[7:03] “On top of that Power-to-X is actually a very nice solution for one of the biggest problems in renewable energy systems - the storage problem. When there's too much wind and sun, you can convert the unused electricity to a liquid green fuel that can be used in many different industries. So what are the challenges? […] I often hear the same concern when it comes to sustainability. Can we afford it? And yes, it is true that this green fuel is more expensive than the bunker fuel we use today. In fact, it is two to three times more expensive with current technology. Like always, we need to scale these solutions to get the cost down. But even if the green fuel would be two times more expensive than the bunker fuel, it should not be a showstopper […]. Even at that price, a pair of sneakers transported from Asia to the US or Europe would only cost five cents more.

[8:14] “So for me, the argument around affordability is just a bad excuse for not making the necessary decisions and investments. And if we had a price on CO2, let's say around $150, the affordability argument would disappear. I urge governments to show leadership and implement a global price on CO2 now. Because we could focus all of our attention on the real issue, which is not the price, but the scale.”

[8:59] “Our fleet today consumes 10 million tons of bunker oil. To replace that with green fuel, we estimate that we need 220,000 gigawatt hours of green electricity. That is the equivalent of 10% of the installed base of solar and wind in 2019. And Maersk is 20% of the cargo shipping industry. So to fuel the cargo shipping industry alone would consume 50% of the entire installed base of green electricity. And that's just cargo shipping. In other words, we need a dramatic exponential scale of installations of solar, of wind, of hydrogen production, of green fuel production to solve this problem.”

[9:52] “We estimate that the total investment will be in the neighborhood of $2 trillion, which is a lot of money. But actually, it is the equivalent of four years of capital expenditure in the oil and gas industry today. I predict that for the next 10 years, the demand for green fuel will be significantly higher than the supply. Isn't that wonderful? Higher demand and supply normally means great business opportunities for everyone who chooses to participate. And it proves one of my key assumptions in today's world - it has become good business to invest in sustainable solutions.”

[10:37] “My conclusion is very simple. We have the technologies needed to create a sustainable future. What we need is leadership. Leadership to get us there faster. On the first of July 2021, Maersk ordered the first vessel designed for green fuel. It will be delivered in 2023. Only two months later, we ordered another eight large vessels and made our first investments in green fuel production. What seemed to be an impossible dream only three years ago, is becoming reality now, seven years ahead of the original plan.”

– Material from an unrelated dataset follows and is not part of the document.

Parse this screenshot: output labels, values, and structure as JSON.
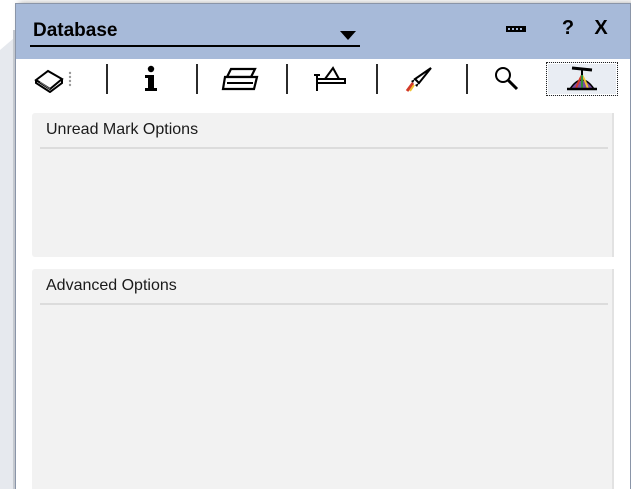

Rating: ⚡⚡⚡⚡

🎙️ Full Episode: Apple | Spotify
🕰️ 12 min | 🗓️ 01/12/2022
✅ Time saved: 10 min

Additional Links:
TED Climate Video: Jim Hagemann Snabe